» AVAILABLE DATA:
□ □ □ □

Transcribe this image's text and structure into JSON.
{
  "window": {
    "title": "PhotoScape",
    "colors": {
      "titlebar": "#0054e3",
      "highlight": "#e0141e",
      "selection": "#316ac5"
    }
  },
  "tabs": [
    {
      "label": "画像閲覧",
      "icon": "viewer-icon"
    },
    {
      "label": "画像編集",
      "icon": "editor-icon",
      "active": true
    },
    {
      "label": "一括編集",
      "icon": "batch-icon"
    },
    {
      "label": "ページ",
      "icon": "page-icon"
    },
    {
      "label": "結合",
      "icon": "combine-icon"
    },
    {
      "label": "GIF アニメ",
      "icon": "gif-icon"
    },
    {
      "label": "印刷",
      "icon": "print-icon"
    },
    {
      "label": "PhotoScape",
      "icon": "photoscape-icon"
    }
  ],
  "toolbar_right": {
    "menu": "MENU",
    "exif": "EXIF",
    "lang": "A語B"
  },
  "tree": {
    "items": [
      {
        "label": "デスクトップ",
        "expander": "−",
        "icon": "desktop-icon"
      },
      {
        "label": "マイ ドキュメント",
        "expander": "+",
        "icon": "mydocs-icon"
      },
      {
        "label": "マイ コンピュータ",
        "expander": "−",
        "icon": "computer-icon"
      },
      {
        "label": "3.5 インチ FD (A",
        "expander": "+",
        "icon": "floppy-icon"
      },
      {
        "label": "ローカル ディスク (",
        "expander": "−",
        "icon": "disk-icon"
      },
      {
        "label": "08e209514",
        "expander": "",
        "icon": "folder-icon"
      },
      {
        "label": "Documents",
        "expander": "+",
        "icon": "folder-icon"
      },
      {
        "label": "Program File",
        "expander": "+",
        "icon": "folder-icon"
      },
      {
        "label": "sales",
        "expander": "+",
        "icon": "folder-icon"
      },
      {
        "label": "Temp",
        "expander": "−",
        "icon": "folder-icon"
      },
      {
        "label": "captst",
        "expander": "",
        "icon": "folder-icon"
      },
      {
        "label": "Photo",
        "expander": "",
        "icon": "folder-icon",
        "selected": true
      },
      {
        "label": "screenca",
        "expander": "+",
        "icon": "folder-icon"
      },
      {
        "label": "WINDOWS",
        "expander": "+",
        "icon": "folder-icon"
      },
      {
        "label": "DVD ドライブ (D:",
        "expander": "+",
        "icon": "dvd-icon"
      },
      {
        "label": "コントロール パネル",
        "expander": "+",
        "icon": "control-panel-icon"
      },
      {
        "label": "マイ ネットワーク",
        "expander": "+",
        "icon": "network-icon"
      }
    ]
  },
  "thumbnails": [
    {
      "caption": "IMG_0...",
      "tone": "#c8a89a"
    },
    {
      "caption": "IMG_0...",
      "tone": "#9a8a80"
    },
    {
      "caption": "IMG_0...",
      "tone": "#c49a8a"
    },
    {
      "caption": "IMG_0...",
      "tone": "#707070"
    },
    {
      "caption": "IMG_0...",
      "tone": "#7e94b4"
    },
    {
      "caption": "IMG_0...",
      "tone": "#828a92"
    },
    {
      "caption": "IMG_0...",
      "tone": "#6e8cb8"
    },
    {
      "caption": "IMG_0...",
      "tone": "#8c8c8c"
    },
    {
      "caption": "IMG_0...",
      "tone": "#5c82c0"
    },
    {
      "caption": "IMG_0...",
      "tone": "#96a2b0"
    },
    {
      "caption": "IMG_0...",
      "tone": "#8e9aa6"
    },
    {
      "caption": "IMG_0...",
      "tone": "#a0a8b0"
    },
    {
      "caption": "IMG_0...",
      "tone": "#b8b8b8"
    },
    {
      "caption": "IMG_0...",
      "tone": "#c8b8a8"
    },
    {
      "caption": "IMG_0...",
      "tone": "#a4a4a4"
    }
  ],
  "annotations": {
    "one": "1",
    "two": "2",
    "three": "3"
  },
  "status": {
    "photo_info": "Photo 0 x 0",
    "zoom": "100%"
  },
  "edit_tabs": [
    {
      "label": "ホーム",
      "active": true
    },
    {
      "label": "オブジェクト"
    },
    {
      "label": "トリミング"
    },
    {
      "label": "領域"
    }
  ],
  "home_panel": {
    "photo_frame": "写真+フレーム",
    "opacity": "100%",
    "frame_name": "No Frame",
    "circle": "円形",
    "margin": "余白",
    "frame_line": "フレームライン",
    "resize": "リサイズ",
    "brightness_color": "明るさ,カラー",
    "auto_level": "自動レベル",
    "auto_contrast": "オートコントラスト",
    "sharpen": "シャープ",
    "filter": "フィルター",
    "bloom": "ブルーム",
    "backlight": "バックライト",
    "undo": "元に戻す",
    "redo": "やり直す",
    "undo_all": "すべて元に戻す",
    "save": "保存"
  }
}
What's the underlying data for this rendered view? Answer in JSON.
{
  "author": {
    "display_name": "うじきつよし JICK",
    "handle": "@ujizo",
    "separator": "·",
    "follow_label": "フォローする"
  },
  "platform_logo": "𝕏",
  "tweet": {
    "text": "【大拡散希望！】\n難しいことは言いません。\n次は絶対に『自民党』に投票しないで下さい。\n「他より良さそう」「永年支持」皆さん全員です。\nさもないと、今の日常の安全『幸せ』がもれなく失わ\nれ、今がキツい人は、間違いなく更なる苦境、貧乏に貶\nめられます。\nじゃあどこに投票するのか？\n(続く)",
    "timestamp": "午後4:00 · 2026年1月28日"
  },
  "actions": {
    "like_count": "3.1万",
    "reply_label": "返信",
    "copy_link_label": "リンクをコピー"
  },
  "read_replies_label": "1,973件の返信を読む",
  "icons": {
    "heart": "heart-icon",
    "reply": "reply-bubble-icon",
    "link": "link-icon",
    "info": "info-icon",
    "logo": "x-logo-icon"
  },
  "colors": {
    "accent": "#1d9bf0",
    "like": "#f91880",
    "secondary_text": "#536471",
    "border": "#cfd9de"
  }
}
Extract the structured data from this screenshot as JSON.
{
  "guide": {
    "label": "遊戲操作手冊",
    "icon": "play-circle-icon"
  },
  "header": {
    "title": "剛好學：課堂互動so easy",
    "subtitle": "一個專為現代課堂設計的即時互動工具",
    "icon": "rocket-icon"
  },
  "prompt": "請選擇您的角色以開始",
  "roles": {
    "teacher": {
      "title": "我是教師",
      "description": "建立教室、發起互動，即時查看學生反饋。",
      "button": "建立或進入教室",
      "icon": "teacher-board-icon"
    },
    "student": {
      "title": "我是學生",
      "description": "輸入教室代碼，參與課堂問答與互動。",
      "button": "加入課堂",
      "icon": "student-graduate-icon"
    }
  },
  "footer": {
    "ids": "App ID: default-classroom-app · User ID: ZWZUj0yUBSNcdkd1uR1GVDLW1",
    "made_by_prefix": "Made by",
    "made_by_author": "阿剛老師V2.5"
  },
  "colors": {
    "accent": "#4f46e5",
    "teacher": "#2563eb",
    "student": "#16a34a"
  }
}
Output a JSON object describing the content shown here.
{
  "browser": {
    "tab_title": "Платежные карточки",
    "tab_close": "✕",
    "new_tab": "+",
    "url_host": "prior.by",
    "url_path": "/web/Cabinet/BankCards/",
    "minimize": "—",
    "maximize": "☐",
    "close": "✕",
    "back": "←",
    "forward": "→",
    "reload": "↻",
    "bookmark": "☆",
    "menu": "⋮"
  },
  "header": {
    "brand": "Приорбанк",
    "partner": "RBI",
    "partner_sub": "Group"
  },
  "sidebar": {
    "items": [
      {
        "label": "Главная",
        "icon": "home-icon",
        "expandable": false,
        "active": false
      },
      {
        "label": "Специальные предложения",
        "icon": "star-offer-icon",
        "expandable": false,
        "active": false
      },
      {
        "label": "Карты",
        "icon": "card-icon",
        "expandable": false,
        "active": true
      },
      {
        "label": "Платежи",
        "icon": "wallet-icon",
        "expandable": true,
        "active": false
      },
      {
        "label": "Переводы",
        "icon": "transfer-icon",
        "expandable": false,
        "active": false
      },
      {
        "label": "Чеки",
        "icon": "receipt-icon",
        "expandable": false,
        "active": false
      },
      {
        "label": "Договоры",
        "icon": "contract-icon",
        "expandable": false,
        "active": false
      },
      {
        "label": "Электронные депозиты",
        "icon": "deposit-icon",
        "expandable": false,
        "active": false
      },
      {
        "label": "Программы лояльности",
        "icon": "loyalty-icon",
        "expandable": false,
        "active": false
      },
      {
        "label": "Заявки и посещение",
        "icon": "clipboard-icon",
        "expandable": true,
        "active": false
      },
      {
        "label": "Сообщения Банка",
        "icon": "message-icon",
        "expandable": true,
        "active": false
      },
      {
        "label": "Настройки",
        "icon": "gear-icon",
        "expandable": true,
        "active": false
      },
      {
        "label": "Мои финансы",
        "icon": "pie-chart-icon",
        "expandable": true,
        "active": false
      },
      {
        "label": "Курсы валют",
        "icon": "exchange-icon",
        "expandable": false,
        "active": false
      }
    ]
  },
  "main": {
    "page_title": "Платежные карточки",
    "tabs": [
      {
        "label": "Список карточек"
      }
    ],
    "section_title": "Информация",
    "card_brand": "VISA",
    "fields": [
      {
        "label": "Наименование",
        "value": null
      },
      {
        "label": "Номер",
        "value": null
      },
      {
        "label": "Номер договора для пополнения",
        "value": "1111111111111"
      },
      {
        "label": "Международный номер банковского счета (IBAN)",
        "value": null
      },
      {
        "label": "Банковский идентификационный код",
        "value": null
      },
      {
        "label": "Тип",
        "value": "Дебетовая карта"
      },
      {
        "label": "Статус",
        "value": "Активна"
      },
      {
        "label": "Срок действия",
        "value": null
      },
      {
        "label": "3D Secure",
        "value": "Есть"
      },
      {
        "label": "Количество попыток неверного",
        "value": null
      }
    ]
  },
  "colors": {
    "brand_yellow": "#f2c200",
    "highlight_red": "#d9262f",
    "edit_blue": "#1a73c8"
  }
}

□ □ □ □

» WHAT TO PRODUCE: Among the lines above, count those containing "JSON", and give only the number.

» SOLUTION TO THIS PROBLEM: 4